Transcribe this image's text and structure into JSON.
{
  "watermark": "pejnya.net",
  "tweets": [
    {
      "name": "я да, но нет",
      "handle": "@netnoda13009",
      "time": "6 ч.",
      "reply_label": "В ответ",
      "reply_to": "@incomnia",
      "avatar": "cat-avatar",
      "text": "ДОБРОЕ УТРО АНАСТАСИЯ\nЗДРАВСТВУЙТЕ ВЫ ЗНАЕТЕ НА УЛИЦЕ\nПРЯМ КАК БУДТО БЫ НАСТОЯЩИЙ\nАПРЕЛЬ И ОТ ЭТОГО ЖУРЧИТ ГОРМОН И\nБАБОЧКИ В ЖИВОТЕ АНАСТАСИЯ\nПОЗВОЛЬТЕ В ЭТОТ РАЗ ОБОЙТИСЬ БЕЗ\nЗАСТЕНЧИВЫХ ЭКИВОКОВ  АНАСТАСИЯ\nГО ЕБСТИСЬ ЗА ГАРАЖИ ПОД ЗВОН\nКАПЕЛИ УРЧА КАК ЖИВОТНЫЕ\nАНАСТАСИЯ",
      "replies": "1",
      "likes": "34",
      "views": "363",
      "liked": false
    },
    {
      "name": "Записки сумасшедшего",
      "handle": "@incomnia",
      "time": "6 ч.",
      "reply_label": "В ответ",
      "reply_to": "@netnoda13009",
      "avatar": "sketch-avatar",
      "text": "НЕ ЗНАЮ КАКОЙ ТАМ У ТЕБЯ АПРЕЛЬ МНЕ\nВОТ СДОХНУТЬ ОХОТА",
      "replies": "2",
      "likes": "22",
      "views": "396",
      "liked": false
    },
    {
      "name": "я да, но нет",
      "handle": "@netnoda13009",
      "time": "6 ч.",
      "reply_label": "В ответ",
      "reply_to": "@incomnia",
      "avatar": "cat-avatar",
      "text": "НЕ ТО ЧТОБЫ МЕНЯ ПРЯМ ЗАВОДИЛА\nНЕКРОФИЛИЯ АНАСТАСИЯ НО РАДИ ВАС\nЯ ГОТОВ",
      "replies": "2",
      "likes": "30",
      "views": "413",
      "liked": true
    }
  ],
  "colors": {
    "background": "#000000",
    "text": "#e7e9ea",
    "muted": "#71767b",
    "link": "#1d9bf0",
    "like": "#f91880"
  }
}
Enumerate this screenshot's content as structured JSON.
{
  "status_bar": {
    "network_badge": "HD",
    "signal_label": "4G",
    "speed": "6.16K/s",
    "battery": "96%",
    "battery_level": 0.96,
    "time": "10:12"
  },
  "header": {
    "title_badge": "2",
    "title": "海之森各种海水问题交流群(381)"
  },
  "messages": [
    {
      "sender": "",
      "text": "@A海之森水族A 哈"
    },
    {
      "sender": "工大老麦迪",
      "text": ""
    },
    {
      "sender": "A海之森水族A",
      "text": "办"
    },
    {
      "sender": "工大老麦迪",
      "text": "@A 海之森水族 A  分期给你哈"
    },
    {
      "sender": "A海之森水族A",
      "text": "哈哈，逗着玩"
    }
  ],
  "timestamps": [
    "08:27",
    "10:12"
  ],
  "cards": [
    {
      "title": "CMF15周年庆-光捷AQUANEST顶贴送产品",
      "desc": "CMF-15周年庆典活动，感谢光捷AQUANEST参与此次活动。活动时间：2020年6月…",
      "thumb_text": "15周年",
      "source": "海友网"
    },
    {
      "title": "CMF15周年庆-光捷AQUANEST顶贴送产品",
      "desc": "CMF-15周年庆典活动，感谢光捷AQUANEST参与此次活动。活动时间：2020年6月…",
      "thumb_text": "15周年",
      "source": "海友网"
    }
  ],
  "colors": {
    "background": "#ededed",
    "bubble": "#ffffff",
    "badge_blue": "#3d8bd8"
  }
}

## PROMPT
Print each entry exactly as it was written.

## ANSWER AREA
Transcribe this image's text and structure into JSON.
{
  "watermark": "pejnya.net",
  "tweets": [
    {
      "name": "я да, но нет",
      "handle": "@netnoda13009",
      "time": "6 ч.",
      "reply_label": "В ответ",
      "reply_to": "@incomnia",
      "avatar": "cat-avatar",
      "text": "ДОБРОЕ УТРО АНАСТАСИЯ\nЗДРАВСТВУЙТЕ ВЫ ЗНАЕТЕ НА УЛИЦЕ\nПРЯМ КАК БУДТО БЫ НАСТОЯЩИЙ\nАПРЕЛЬ И ОТ ЭТОГО ЖУРЧИТ ГОРМОН И\nБАБОЧКИ В ЖИВОТЕ АНАСТАСИЯ\nПОЗВОЛЬТЕ В ЭТОТ РАЗ ОБОЙТИСЬ БЕЗ\nЗАСТЕНЧИВЫХ ЭКИВОКОВ  АНАСТАСИЯ\nГО ЕБСТИСЬ ЗА ГАРАЖИ ПОД ЗВОН\nКАПЕЛИ УРЧА КАК ЖИВОТНЫЕ\nАНАСТАСИЯ",
      "replies": "1",
      "likes": "34",
      "views": "363",
      "liked": false
    },
    {
      "name": "Записки сумасшедшего",
      "handle": "@incomnia",
      "time": "6 ч.",
      "reply_label": "В ответ",
      "reply_to": "@netnoda13009",
      "avatar": "sketch-avatar",
      "text": "НЕ ЗНАЮ КАКОЙ ТАМ У ТЕБЯ АПРЕЛЬ МНЕ\nВОТ СДОХНУТЬ ОХОТА",
      "replies": "2",
      "likes": "22",
      "views": "396",
      "liked": false
    },
    {
      "name": "я да, но нет",
      "handle": "@netnoda13009",
      "time": "6 ч.",
      "reply_label": "В ответ",
      "reply_to": "@incomnia",
      "avatar": "cat-avatar",
      "text": "НЕ ТО ЧТОБЫ МЕНЯ ПРЯМ ЗАВОДИЛА\nНЕКРОФИЛИЯ АНАСТАСИЯ НО РАДИ ВАС\nЯ ГОТОВ",
      "replies": "2",
      "likes": "30",
      "views": "413",
      "liked": true
    }
  ],
  "colors": {
    "background": "#000000",
    "text": "#e7e9ea",
    "muted": "#71767b",
    "link": "#1d9bf0",
    "like": "#f91880"
  }
}
Enumerate this screenshot's content as structured JSON.
{
  "status_bar": {
    "network_badge": "HD",
    "signal_label": "4G",
    "speed": "6.16K/s",
    "battery": "96%",
    "battery_level": 0.96,
    "time": "10:12"
  },
  "header": {
    "title_badge": "2",
    "title": "海之森各种海水问题交流群(381)"
  },
  "messages": [
    {
      "sender": "",
      "text": "@A海之森水族A 哈"
    },
    {
      "sender": "工大老麦迪",
      "text": ""
    },
    {
      "sender": "A海之森水族A",
      "text": "办"
    },
    {
      "sender": "工大老麦迪",
      "text": "@A 海之森水族 A  分期给你哈"
    },
    {
      "sender": "A海之森水族A",
      "text": "哈哈，逗着玩"
    }
  ],
  "timestamps": [
    "08:27",
    "10:12"
  ],
  "cards": [
    {
      "title": "CMF15周年庆-光捷AQUANEST顶贴送产品",
      "desc": "CMF-15周年庆典活动，感谢光捷AQUANEST参与此次活动。活动时间：2020年6月…",
      "thumb_text": "15周年",
      "source": "海友网"
    },
    {
      "title": "CMF15周年庆-光捷AQUANEST顶贴送产品",
      "desc": "CMF-15周年庆典活动，感谢光捷AQUANEST参与此次活动。活动时间：2020年6月…",
      "thumb_text": "15周年",
      "source": "海友网"
    }
  ],
  "colors": {
    "background": "#ededed",
    "bubble": "#ffffff",
    "badge_blue": "#3d8bd8"
  }
}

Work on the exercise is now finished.